The High Court maintained that the source of the power for Bowskill J’s qualified order was s 30(1) of the JRA. Wide though the discretionary power conferred by s 30(1)(b) of the JRA to attach directions to the order for referral back to the Land Court is,[11] the power does not extend to authorise a decision-maker to proceed in a manner inconsistent with the state that governs the making of the decision referred back for further consideration. The Court of appeal ought to have set aside the orders under appeal, as an incident of the appeal.[12]

2. The Land Court’s exercise of jurisdiction is only enlivened by its compliance with implicit and explicit conditions of the statutory processes by which its recommendations to the Minister are required to be produced.[13]

The administering authority must comply with the express and implied conditions of the statutory process. The implied statutory process is that the Land Court observe procedural fairness in conducting a hearing and in making its recommendations. Kingham P was required to reconsider the Applications based on Member Smith’s conclusions. Since Member Smith’s conclusions - on which Kingham P’s recommendations were based - lacked procedural fairness, the entire remitted ‘stepped-decision process’,[14] and resultant decision to grant NAC’s application for amendment of the environmental authority was beyond the jurisdiction of the Land Court.

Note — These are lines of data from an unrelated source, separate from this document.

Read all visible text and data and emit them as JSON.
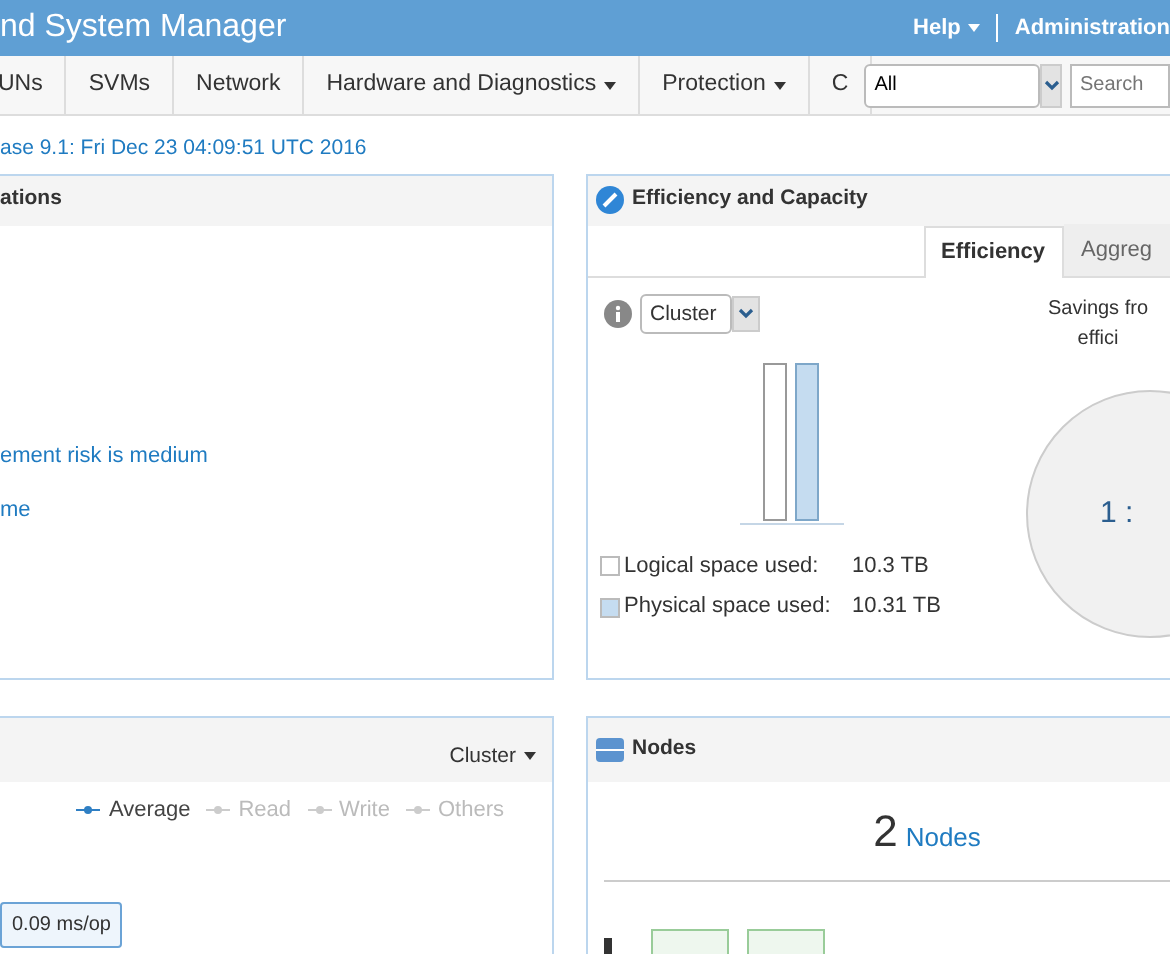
{
  "header": {
    "title": "nd System Manager",
    "menus": [
      {
        "label": "Help",
        "dropdown": true
      },
      {
        "label": "Administration",
        "dropdown": false
      }
    ]
  },
  "nav": {
    "items": [
      {
        "label": "UNs",
        "dropdown": false
      },
      {
        "label": "SVMs",
        "dropdown": false
      },
      {
        "label": "Network",
        "dropdown": false
      },
      {
        "label": "Hardware and Diagnostics",
        "dropdown": true
      },
      {
        "label": "Protection",
        "dropdown": true
      },
      {
        "label": "C",
        "dropdown": false
      }
    ],
    "scope": {
      "value": "All"
    },
    "search": {
      "placeholder": "Search"
    }
  },
  "version": "ase 9.1: Fri Dec 23 04:09:51 UTC 2016",
  "notifications": {
    "title": "ations",
    "links": [
      "ement risk is medium",
      "me"
    ]
  },
  "efficiency": {
    "title": "Efficiency and Capacity",
    "tabs": [
      {
        "label": "Efficiency",
        "selected": true
      },
      {
        "label": "Aggreg",
        "selected": false
      }
    ],
    "scope": "Cluster",
    "legend": [
      {
        "label": "Logical space used:",
        "value": "10.3 TB",
        "kind": "logical"
      },
      {
        "label": "Physical space used:",
        "value": "10.31 TB",
        "kind": "physical"
      }
    ],
    "savings": [
      "Savings fro",
      "effici"
    ],
    "ratio": "1 :"
  },
  "performance": {
    "scope": "Cluster",
    "legend": [
      {
        "label": "Average",
        "active": true
      },
      {
        "label": "Read",
        "active": false
      },
      {
        "label": "Write",
        "active": false
      },
      {
        "label": "Others",
        "active": false
      }
    ],
    "tooltip": "0.09 ms/op"
  },
  "nodes": {
    "title": "Nodes",
    "count": "2",
    "link": "Nodes"
  }
}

Significance for Legal Practitioners:

A decision of an inferior court that is one step removed from apprehended bias (i.e. involving an invalid condition precedent)[15] is a decision lacking in procedural fairness. This placed the decision beyond its statutory jurisdiction, rendering it a legal nullity. Particular attention must be paid to procedural fairness – otherwise parties risk exposing themselves to lengthy and expensive litigation of matters.

This case note was prepared with thanks to Sarah Gough.

For the full decision: https://eresources.hcourt.gov.au/showCase/2021/HCA/2

You can also listen to this case note on my podcast "Veritas" available through Goodgle Podcasts, Spotify, Breaker, PocketCasts, RadioPublic and AnchorFM:



[1] Oakey Coal Action Alliance Inc. v New Acland Coal Pty Ltd [2021] HCA 2, 21 [72] per Edelman J. [2] Judicial Review Act 1991 (Qld) ss. 20 and 21; New Acland Coal Pty Ltd v Smith (2018) 230 LGERA 88. [3] Oakey Coal Action Alliance Inc. v New Acland Coal Pty Ltd [2021] HCA 2, 8 [34] per Kiefel CJ, Bell, Gageler, and Keane JJ. [4] Ibid, 5 [20]. [5] Oakey Coal Action Alliance Inc. v New Acland Coal Pty Ltd [2021] HCA 2, 5 [23]–[25] per Kiefel CJ, Bell, Gageler, and Keane JJ. [6] Oakey Coal Action Alliance Inc. v New Acland Coal Pty Ltd (2019) 2 QR 271, 308–310 [104]–[115]. [7] Ibid, 315 [18]. [8] Oakey Coal Action Alliance Inc. v New Acland Coal Pty Ltd [2021] HCA 2, 3 [14] per Kiefel CJ, Bell, Gageler, and Keane JJ. [9] Ibid, 8 [34]. [10] New South Wales v Kable (2013) 252 CLR 118 at 138-139 [52], citing Forsyth, “The Metaphysic of Nullity: Invalidity, Conceptual Reasoning and the Rule of Law", in Forsyth and Hare (eds), The Golden Metwand and the Crooked Cord (1998) 141, esp. at 147-148. [11] Judicial Review Act 1991 (Qld). [12] Oakey Coal Action Alliance Inc. v New Acland Coal Pty Ltd [2021] HCA 2, 12 [45] per Kiefel CJ, Bell, Gageler, and Keane JJ [45], p. 12. [13] Ibid, 15 [57]. [14] Environmental Protection Act 1994 (Qld) Part 5, Chapter 5; Mineral Resources Act 1989 (Qld). [15] Oakey Coal Action Alliance Inc. v New Acland Coal Pty Ltd [2021] HCA 2, 32 [99] per Edelman J.